> **Brief**:
Looking through the records below, please work out how many lines contain "hours". Give only that number.

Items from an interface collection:
"""
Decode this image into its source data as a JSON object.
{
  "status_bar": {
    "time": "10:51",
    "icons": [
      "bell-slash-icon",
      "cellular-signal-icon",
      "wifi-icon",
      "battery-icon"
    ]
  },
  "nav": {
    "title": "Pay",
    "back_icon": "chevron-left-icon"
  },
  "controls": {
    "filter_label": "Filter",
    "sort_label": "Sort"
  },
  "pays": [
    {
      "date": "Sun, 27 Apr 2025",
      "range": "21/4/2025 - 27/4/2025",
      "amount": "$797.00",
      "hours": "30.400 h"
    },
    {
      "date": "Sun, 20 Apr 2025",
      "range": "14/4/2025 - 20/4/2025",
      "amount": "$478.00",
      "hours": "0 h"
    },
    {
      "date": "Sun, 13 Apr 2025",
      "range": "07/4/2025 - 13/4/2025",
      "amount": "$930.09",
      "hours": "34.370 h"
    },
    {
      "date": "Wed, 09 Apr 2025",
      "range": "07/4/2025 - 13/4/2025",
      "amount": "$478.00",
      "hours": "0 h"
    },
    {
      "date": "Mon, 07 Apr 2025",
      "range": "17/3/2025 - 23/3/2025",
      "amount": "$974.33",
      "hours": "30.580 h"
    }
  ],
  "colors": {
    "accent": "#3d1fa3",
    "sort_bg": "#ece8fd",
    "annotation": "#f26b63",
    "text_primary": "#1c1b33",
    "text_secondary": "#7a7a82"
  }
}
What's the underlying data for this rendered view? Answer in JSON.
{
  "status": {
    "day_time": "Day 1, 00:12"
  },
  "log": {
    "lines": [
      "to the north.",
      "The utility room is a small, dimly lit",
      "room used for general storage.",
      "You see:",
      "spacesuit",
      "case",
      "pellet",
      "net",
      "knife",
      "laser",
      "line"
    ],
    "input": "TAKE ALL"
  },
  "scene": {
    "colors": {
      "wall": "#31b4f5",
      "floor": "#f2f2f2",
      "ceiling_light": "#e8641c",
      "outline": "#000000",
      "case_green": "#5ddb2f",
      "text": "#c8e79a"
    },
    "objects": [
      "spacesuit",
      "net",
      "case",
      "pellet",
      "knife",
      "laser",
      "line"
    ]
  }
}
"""
> **Response for this exercise**:
5